“We’re on the lookout for them,” he said. “We’re going to detect it, and turn the person over to law enforcement.”
Technology vs. the law
Technology has a long history of outpacing mankind’s ability to regulate it. The automobile was in existence long before a driver had to have a license. The Wright brothers flew their plane in 1903, but the Federal Aviation Administration didn’t get off the ground until 1958.
Even now, lawmakers are arguing over the proper regulation of drones, Uber and Facebook.
For now, experts of all kinds — even law enforcement officials — agree the level of widespread danger is relatively low.
“It is more of an emerging future problem,” said Cameron.
Looking ahead, several experts said they expect 3D printers to come down in cost — prices range from a couple of hundred dollars for a basic home model to well over $100,000 for commercial ones — and improve in efficiency. Still, they disagree over the technology’s potential to do harm.
Sociologist David Yamane studies American gun culture. As many as 300 million guns are already in circulation in the U.S. so he doesn’t believe 3D guns will add appreciably to the overall number.
“I think it will be a niche part of the gun culture,” Yamane said. “You won’t see the suicide or homicide rate increase because of 3D guns.”
Singas, the Nassau DA, does not buy Yamane’s thinking. She sees a bunch of rank amateurs building deadly weapons in their homes.
“These are not trained people. They might be kids in a basement,” she said. “The end result will be more lives will be lost.”
Printing 3D objects
STEP 1: Design a blueprint with computer-assisted design software. There are three ways to do it: (1) Draw it yourself and use the special software to turn your 2D design into 3D images; (2) use a 3D scanner to scan an object you’d like to copy to create a blueprint; (3) download an existing 3D drawing file.
STEP 2: Send the file to the printer. The printer nozzle heats plastic filament and forces it out like a glue gun. The resulting melted plastic lines are finer than a human hair.
STEP 3: The printer reads the blueprint as a series of points on a plane. A nozzle moves between these points, creating layers of plastic over the course of minutes or hours. The time required will depend on the size of the object, the desired quality of the finish and how solid it is — tighter infill patterns take longer than looser ones, a smoother finish takes longer than a rough one.

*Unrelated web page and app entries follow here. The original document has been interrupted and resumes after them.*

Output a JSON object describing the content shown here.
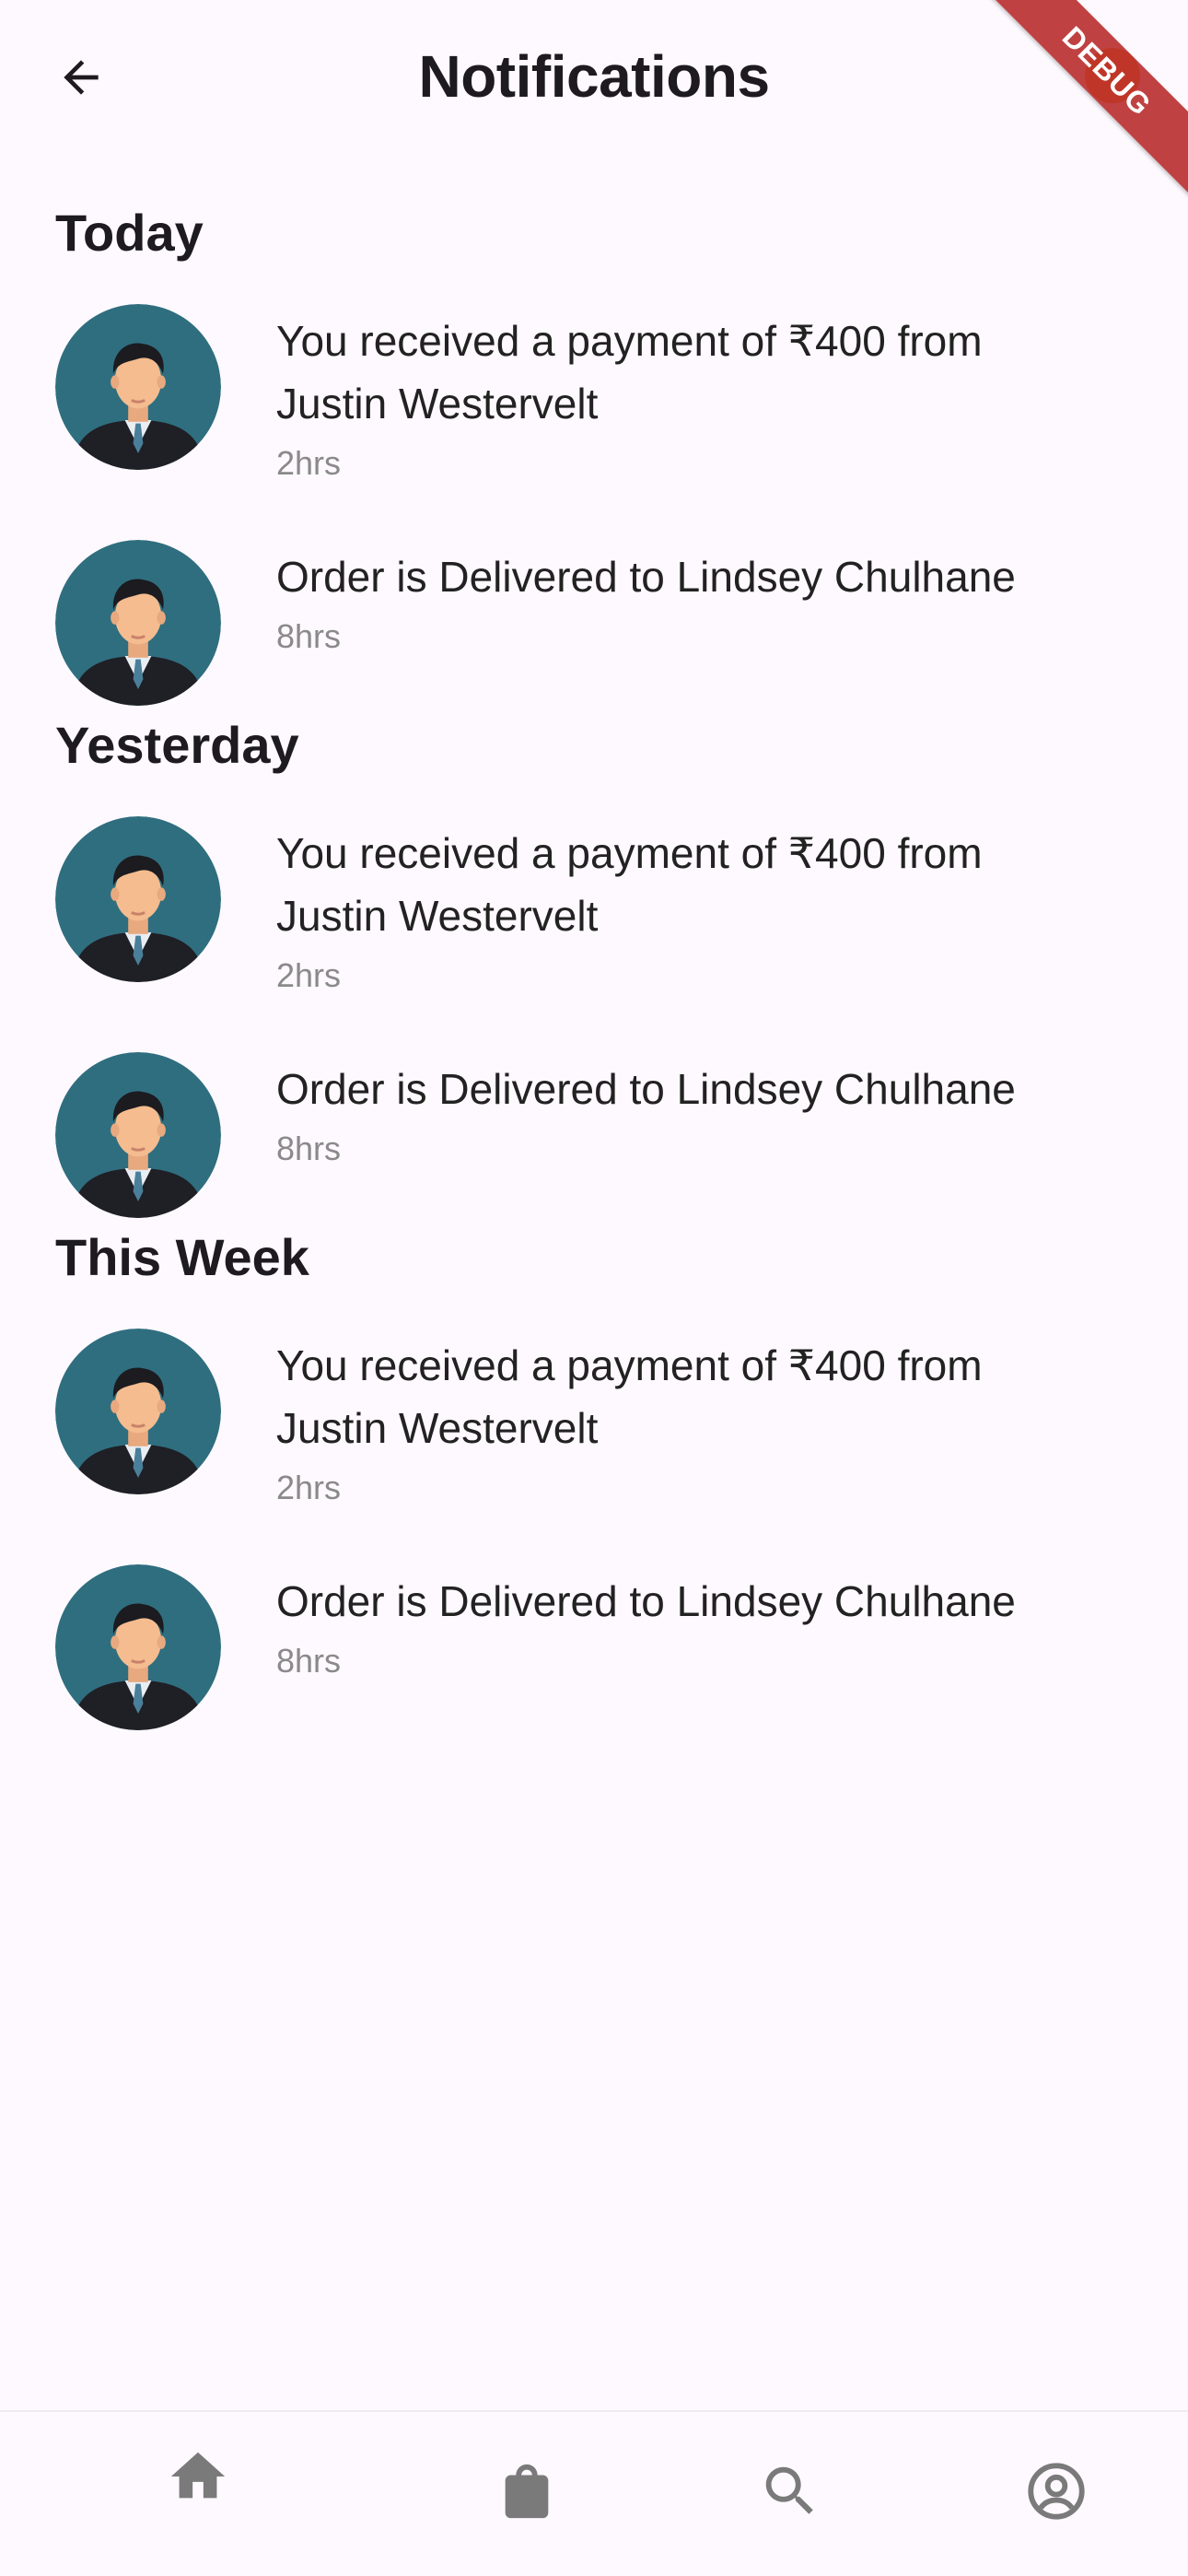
{
  "header": {
    "title": "Notifications",
    "debug_label": "DEBUG",
    "back_icon": "arrow-left-icon"
  },
  "sections": [
    {
      "title": "Today",
      "items": [
        {
          "message": "You received a payment of ₹400 from Justin Westervelt",
          "time": "2hrs"
        },
        {
          "message": "Order is Delivered to Lindsey Chulhane",
          "time": "8hrs"
        }
      ]
    },
    {
      "title": "Yesterday",
      "items": [
        {
          "message": "You received a payment of ₹400 from Justin Westervelt",
          "time": "2hrs"
        },
        {
          "message": "Order is Delivered to Lindsey Chulhane",
          "time": "8hrs"
        }
      ]
    },
    {
      "title": "This Week",
      "items": [
        {
          "message": "You received a payment of ₹400 from Justin Westervelt",
          "time": "2hrs"
        },
        {
          "message": "Order is Delivered to Lindsey Chulhane",
          "time": "8hrs"
        }
      ]
    }
  ],
  "bottom_nav": {
    "items": [
      {
        "icon": "home-icon"
      },
      {
        "icon": "shopping-bag-icon"
      },
      {
        "icon": "search-icon"
      },
      {
        "icon": "account-circle-icon"
      }
    ]
  },
  "colors": {
    "background": "#fef9fe",
    "avatar_bg": "#2f6e7f",
    "icon_gray": "#7a7a7a",
    "time_gray": "#8a8a8a",
    "debug_banner": "#b72727",
    "action_icon": "#f0a233"
  }
}
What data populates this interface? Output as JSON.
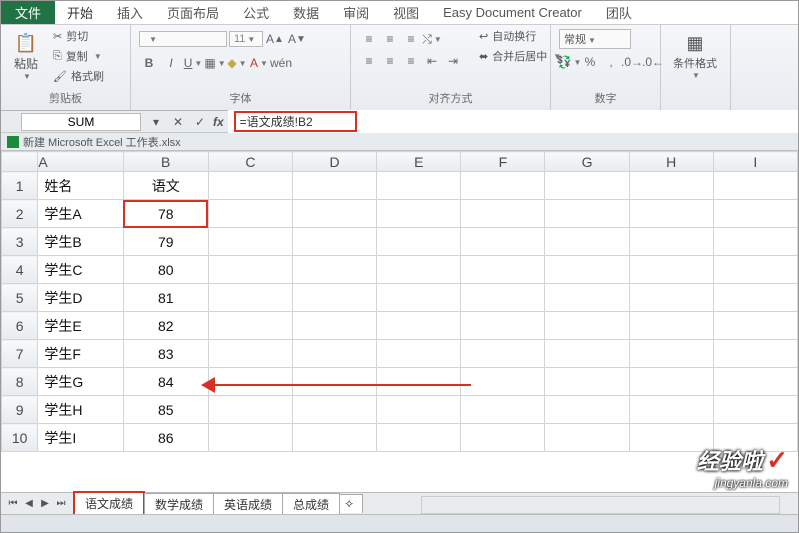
{
  "tabs": {
    "file": "文件",
    "home": "开始",
    "insert": "插入",
    "layout": "页面布局",
    "formula": "公式",
    "data": "数据",
    "review": "审阅",
    "view": "视图",
    "creator": "Easy Document Creator",
    "team": "团队"
  },
  "ribbon": {
    "clipboard": {
      "paste": "粘贴",
      "cut": "剪切",
      "copy": "复制",
      "brush": "格式刷",
      "label": "剪贴板"
    },
    "font": {
      "size": "11",
      "label": "字体"
    },
    "align": {
      "wrap": "自动换行",
      "merge": "合并后居中",
      "label": "对齐方式"
    },
    "number": {
      "format": "常规",
      "label": "数字"
    },
    "style": {
      "cond": "条件格式"
    }
  },
  "namebox": "SUM",
  "formula": "=语文成绩!B2",
  "workbook": "新建 Microsoft Excel 工作表.xlsx",
  "columns": [
    "A",
    "B",
    "C",
    "D",
    "E",
    "F",
    "G",
    "H",
    "I"
  ],
  "rows": [
    {
      "n": "1",
      "a": "姓名",
      "b": "语文"
    },
    {
      "n": "2",
      "a": "学生A",
      "b": "78"
    },
    {
      "n": "3",
      "a": "学生B",
      "b": "79"
    },
    {
      "n": "4",
      "a": "学生C",
      "b": "80"
    },
    {
      "n": "5",
      "a": "学生D",
      "b": "81"
    },
    {
      "n": "6",
      "a": "学生E",
      "b": "82"
    },
    {
      "n": "7",
      "a": "学生F",
      "b": "83"
    },
    {
      "n": "8",
      "a": "学生G",
      "b": "84"
    },
    {
      "n": "9",
      "a": "学生H",
      "b": "85"
    },
    {
      "n": "10",
      "a": "学生I",
      "b": "86"
    }
  ],
  "sheets": {
    "s1": "语文成绩",
    "s2": "数学成绩",
    "s3": "英语成绩",
    "s4": "总成绩"
  },
  "watermark": {
    "main": "经验啦",
    "sub": "jingyanla.com"
  }
}
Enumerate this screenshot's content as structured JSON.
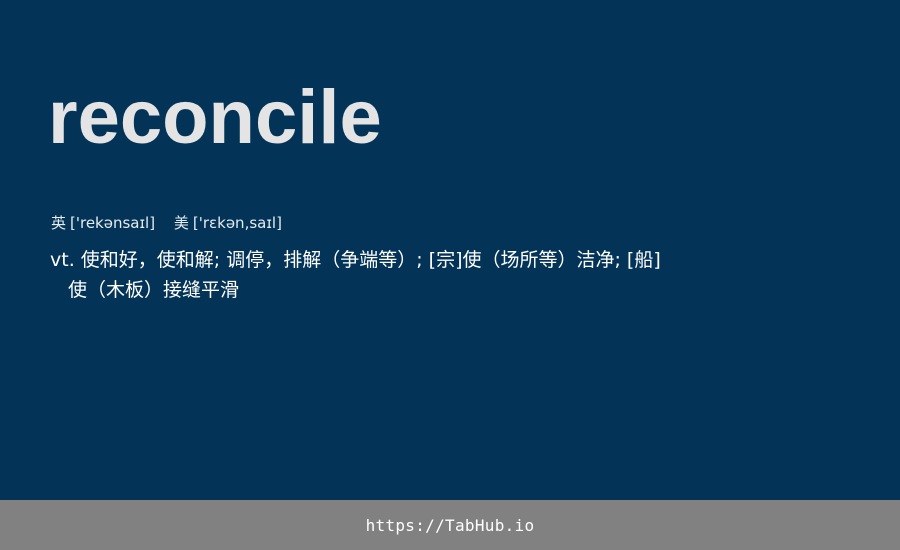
{
  "entry": {
    "word": "reconcile",
    "phonetics": [
      {
        "region": "英",
        "ipa": "['rekənsaɪl]"
      },
      {
        "region": "美",
        "ipa": "['rɛkən,saɪl]"
      }
    ],
    "definition": {
      "line1": "vt. 使和好，使和解; 调停，排解（争端等）; [宗]使（场所等）洁净; [船]",
      "line2": "使（木板）接缝平滑"
    }
  },
  "footer": {
    "link_text": "https://TabHub.io"
  }
}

STEP 4: Depending on the object, some parts may require assembly.
SOURCES: Hofstra University engineering department (Professor Edward Currie); Makerbot